Usually, when I’m right it sucks. People around me think I’m Chicken Little and more times than not, I turn out to be Cassandra—predicting the winners of elections, telling everybody that the pandemic was going to be massively deadly…and that there would be major conflicts by the other Cassandras and the Deniers.
But every now and then, my intuition can be a happy thing—I’ve always said that horror is healthy, especially for people with traumatic childhoods and now more than ever. Why? Because we are being deluged with the real horror that we can’t control…but horror movies offer the opportunity to exorcise that anxiety and rage, because that horror isn’t happening to you…and no matter what becomes of the characters, you will (presumably) still be alive when it’s over.
Watching horror also gives you the illusion of control—you have the power to turn it off at any time. In other words, the vicarious scare you experience while watching horror is cathartic and a very healthy way to release some of that relentless anxiety. I’ve said this for years; I even mentioned it in an earlier post.

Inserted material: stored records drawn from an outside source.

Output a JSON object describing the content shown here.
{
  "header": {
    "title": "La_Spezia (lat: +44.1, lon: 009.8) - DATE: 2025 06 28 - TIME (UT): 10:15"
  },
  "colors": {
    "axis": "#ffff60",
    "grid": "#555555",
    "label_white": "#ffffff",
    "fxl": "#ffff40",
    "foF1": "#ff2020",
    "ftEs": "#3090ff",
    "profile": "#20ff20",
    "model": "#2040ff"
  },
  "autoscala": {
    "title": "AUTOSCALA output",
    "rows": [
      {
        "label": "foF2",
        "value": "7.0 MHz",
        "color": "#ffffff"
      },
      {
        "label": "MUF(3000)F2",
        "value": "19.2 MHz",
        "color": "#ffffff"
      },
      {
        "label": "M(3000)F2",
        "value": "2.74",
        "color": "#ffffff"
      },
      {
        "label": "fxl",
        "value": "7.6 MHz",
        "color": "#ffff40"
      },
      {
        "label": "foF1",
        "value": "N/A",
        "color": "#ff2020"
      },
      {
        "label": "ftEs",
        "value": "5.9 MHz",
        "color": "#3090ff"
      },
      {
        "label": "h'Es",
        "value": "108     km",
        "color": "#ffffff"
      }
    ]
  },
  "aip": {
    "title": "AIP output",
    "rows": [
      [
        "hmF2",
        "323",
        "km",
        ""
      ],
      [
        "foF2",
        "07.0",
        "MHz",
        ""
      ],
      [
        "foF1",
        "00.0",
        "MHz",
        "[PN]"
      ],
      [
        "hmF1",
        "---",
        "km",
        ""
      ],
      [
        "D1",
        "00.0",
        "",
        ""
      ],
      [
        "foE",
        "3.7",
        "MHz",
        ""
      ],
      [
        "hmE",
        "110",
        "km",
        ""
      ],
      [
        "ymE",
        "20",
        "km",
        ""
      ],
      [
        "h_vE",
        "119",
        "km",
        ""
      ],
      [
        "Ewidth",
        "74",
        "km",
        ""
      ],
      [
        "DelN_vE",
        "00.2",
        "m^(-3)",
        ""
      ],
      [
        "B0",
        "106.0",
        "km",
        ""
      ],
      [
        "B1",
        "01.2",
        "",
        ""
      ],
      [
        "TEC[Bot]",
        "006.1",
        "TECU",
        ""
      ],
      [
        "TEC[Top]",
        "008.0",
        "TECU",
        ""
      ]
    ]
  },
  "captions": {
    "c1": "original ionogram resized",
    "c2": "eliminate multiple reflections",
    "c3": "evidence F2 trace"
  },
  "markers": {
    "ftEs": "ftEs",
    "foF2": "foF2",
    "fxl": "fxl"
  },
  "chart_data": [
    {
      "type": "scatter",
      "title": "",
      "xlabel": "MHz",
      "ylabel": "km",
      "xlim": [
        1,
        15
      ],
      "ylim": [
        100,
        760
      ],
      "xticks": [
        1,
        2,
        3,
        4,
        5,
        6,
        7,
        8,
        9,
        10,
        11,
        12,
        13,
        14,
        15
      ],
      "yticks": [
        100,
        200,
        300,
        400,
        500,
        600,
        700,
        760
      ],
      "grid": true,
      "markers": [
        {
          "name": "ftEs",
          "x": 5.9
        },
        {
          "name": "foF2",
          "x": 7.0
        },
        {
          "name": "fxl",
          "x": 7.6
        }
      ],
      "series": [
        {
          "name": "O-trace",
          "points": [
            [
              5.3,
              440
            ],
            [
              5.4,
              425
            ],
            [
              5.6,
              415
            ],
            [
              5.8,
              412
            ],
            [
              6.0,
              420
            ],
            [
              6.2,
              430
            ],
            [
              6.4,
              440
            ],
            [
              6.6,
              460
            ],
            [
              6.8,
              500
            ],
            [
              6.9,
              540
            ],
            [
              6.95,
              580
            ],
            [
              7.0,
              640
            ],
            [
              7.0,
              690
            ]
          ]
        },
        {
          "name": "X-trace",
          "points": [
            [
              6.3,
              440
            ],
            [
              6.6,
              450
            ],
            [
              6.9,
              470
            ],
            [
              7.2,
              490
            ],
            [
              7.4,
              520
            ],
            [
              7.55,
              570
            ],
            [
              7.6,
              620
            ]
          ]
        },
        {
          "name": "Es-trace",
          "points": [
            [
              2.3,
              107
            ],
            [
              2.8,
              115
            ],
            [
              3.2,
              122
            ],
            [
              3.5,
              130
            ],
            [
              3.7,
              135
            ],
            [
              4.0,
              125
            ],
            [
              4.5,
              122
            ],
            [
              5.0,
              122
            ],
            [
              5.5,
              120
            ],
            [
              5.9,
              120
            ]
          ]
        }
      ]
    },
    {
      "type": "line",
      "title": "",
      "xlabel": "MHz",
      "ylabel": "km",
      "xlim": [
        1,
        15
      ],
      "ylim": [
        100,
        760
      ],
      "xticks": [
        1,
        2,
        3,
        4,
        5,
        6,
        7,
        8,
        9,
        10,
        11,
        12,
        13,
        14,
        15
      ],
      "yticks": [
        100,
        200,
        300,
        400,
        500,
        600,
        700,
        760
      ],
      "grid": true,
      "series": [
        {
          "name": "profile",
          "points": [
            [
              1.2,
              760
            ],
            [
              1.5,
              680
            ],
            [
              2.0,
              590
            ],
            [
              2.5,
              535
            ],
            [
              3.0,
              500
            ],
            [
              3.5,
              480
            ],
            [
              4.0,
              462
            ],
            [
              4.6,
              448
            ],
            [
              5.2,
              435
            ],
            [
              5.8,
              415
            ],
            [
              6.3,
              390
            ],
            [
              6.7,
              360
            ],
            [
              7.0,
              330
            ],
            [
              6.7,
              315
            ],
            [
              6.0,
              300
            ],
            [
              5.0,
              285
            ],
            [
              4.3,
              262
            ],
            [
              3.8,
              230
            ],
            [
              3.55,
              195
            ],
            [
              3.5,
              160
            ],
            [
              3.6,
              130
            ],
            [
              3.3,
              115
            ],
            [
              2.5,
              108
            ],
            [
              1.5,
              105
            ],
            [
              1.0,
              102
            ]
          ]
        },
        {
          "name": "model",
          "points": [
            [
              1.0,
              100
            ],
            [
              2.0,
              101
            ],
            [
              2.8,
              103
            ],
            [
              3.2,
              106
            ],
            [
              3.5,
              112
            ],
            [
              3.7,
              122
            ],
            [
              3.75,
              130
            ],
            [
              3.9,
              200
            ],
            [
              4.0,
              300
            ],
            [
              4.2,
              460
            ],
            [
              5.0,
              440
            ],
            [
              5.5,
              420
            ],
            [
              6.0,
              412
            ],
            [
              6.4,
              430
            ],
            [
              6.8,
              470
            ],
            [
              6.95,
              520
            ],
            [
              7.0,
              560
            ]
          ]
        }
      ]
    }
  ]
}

Well, turns out I’m right: A neurological study confirms that horror can be comforting . Instead of trying to do a crap job of explaining the science, I recommend that you go to the source—read the article and rejoice. And the next time a horror-shamer makes some Disney-ass judgment about your love for horror, tell them that not only is horror healthy, you are probably a lot saner than they are.